*** Opening Records for processing ***

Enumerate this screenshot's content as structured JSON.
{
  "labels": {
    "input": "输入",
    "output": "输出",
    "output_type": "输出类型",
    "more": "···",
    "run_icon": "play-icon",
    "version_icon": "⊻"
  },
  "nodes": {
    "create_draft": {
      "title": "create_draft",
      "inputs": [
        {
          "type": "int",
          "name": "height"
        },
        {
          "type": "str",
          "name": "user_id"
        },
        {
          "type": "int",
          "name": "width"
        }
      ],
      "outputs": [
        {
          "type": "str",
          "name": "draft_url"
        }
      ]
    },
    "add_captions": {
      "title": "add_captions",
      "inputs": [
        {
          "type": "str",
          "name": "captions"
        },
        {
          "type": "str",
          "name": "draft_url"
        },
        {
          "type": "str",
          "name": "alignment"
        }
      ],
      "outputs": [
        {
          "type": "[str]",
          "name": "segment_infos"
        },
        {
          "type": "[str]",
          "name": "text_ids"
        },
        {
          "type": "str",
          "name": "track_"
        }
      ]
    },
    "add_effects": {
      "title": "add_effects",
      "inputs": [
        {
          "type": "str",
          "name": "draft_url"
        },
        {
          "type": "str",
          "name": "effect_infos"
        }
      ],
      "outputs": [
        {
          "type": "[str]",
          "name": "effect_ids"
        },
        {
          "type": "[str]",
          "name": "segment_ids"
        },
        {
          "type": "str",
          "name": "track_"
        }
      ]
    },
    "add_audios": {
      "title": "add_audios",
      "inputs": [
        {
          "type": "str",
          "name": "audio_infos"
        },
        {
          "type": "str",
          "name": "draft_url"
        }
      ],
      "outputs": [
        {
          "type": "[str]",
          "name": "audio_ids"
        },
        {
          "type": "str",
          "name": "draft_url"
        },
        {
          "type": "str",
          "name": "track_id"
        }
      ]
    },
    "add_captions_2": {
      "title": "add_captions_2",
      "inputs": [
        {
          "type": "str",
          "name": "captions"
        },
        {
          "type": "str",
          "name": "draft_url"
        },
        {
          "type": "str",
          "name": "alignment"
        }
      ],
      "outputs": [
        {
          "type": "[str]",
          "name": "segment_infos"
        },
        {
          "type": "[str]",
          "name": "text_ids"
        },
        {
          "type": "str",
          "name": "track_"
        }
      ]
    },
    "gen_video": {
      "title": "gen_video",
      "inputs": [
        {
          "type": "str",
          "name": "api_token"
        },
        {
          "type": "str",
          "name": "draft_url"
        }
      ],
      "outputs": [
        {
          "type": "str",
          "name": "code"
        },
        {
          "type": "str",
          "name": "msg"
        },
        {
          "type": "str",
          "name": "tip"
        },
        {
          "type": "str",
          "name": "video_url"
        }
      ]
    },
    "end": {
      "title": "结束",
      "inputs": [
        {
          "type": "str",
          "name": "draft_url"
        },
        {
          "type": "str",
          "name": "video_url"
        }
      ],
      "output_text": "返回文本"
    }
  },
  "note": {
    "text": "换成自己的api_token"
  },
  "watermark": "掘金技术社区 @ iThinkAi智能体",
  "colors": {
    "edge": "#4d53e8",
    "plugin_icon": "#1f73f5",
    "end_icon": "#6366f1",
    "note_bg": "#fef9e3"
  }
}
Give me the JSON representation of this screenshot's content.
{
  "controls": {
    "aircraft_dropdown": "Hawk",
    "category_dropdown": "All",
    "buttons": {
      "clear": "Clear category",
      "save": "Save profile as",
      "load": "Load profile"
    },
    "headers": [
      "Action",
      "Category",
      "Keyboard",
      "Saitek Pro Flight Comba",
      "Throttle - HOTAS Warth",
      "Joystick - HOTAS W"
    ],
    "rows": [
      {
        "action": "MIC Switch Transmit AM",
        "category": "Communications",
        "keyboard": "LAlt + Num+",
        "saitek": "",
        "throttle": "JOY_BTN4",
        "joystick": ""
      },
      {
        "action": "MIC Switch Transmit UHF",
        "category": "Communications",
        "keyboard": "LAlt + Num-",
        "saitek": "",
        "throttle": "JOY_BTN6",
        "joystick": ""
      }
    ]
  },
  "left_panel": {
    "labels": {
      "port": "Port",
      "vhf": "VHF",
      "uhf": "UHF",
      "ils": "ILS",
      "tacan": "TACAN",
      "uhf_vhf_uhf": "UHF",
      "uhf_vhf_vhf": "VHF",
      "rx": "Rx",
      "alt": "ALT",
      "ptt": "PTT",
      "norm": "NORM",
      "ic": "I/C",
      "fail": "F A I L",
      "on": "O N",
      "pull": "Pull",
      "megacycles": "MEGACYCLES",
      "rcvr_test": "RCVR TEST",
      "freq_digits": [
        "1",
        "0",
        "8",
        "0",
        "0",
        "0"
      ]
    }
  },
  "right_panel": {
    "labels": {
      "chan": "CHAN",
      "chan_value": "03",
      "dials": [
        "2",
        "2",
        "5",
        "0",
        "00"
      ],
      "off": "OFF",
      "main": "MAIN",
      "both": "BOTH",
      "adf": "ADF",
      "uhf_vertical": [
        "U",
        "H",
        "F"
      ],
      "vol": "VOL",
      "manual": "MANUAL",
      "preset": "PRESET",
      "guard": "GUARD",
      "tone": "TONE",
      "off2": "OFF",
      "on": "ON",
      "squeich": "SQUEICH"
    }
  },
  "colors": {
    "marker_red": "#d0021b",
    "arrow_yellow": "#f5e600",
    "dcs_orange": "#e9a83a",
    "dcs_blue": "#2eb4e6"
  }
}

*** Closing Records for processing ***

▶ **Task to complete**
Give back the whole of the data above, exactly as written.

▶ **Your response**
Enumerate this screenshot's content as structured JSON.
{
  "labels": {
    "input": "输入",
    "output": "输出",
    "output_type": "输出类型",
    "more": "···",
    "run_icon": "play-icon",
    "version_icon": "⊻"
  },
  "nodes": {
    "create_draft": {
      "title": "create_draft",
      "inputs": [
        {
          "type": "int",
          "name": "height"
        },
        {
          "type": "str",
          "name": "user_id"
        },
        {
          "type": "int",
          "name": "width"
        }
      ],
      "outputs": [
        {
          "type": "str",
          "name": "draft_url"
        }
      ]
    },
    "add_captions": {
      "title": "add_captions",
      "inputs": [
        {
          "type": "str",
          "name": "captions"
        },
        {
          "type": "str",
          "name": "draft_url"
        },
        {
          "type": "str",
          "name": "alignment"
        }
      ],
      "outputs": [
        {
          "type": "[str]",
          "name": "segment_infos"
        },
        {
          "type": "[str]",
          "name": "text_ids"
        },
        {
          "type": "str",
          "name": "track_"
        }
      ]
    },
    "add_effects": {
      "title": "add_effects",
      "inputs": [
        {
          "type": "str",
          "name": "draft_url"
        },
        {
          "type": "str",
          "name": "effect_infos"
        }
      ],
      "outputs": [
        {
          "type": "[str]",
          "name": "effect_ids"
        },
        {
          "type": "[str]",
          "name": "segment_ids"
        },
        {
          "type": "str",
          "name": "track_"
        }
      ]
    },
    "add_audios": {
      "title": "add_audios",
      "inputs": [
        {
          "type": "str",
          "name": "audio_infos"
        },
        {
          "type": "str",
          "name": "draft_url"
        }
      ],
      "outputs": [
        {
          "type": "[str]",
          "name": "audio_ids"
        },
        {
          "type": "str",
          "name": "draft_url"
        },
        {
          "type": "str",
          "name": "track_id"
        }
      ]
    },
    "add_captions_2": {
      "title": "add_captions_2",
      "inputs": [
        {
          "type": "str",
          "name": "captions"
        },
        {
          "type": "str",
          "name": "draft_url"
        },
        {
          "type": "str",
          "name": "alignment"
        }
      ],
      "outputs": [
        {
          "type": "[str]",
          "name": "segment_infos"
        },
        {
          "type": "[str]",
          "name": "text_ids"
        },
        {
          "type": "str",
          "name": "track_"
        }
      ]
    },
    "gen_video": {
      "title": "gen_video",
      "inputs": [
        {
          "type": "str",
          "name": "api_token"
        },
        {
          "type": "str",
          "name": "draft_url"
        }
      ],
      "outputs": [
        {
          "type": "str",
          "name": "code"
        },
        {
          "type": "str",
          "name": "msg"
        },
        {
          "type": "str",
          "name": "tip"
        },
        {
          "type": "str",
          "name": "video_url"
        }
      ]
    },
    "end": {
      "title": "结束",
      "inputs": [
        {
          "type": "str",
          "name": "draft_url"
        },
        {
          "type": "str",
          "name": "video_url"
        }
      ],
      "output_text": "返回文本"
    }
  },
  "note": {
    "text": "换成自己的api_token"
  },
  "watermark": "掘金技术社区 @ iThinkAi智能体",
  "colors": {
    "edge": "#4d53e8",
    "plugin_icon": "#1f73f5",
    "end_icon": "#6366f1",
    "note_bg": "#fef9e3"
  }
}
Give me the JSON representation of this screenshot's content.
{
  "controls": {
    "aircraft_dropdown": "Hawk",
    "category_dropdown": "All",
    "buttons": {
      "clear": "Clear category",
      "save": "Save profile as",
      "load": "Load profile"
    },
    "headers": [
      "Action",
      "Category",
      "Keyboard",
      "Saitek Pro Flight Comba",
      "Throttle - HOTAS Warth",
      "Joystick - HOTAS W"
    ],
    "rows": [
      {
        "action": "MIC Switch Transmit AM",
        "category": "Communications",
        "keyboard": "LAlt + Num+",
        "saitek": "",
        "throttle": "JOY_BTN4",
        "joystick": ""
      },
      {
        "action": "MIC Switch Transmit UHF",
        "category": "Communications",
        "keyboard": "LAlt + Num-",
        "saitek": "",
        "throttle": "JOY_BTN6",
        "joystick": ""
      }
    ]
  },
  "left_panel": {
    "labels": {
      "port": "Port",
      "vhf": "VHF",
      "uhf": "UHF",
      "ils": "ILS",
      "tacan": "TACAN",
      "uhf_vhf_uhf": "UHF",
      "uhf_vhf_vhf": "VHF",
      "rx": "Rx",
      "alt": "ALT",
      "ptt": "PTT",
      "norm": "NORM",
      "ic": "I/C",
      "fail": "F A I L",
      "on": "O N",
      "pull": "Pull",
      "megacycles": "MEGACYCLES",
      "rcvr_test": "RCVR TEST",
      "freq_digits": [
        "1",
        "0",
        "8",
        "0",
        "0",
        "0"
      ]
    }
  },
  "right_panel": {
    "labels": {
      "chan": "CHAN",
      "chan_value": "03",
      "dials": [
        "2",
        "2",
        "5",
        "0",
        "00"
      ],
      "off": "OFF",
      "main": "MAIN",
      "both": "BOTH",
      "adf": "ADF",
      "uhf_vertical": [
        "U",
        "H",
        "F"
      ],
      "vol": "VOL",
      "manual": "MANUAL",
      "preset": "PRESET",
      "guard": "GUARD",
      "tone": "TONE",
      "off2": "OFF",
      "on": "ON",
      "squeich": "SQUEICH"
    }
  },
  "colors": {
    "marker_red": "#d0021b",
    "arrow_yellow": "#f5e600",
    "dcs_orange": "#e9a83a",
    "dcs_blue": "#2eb4e6"
  }
}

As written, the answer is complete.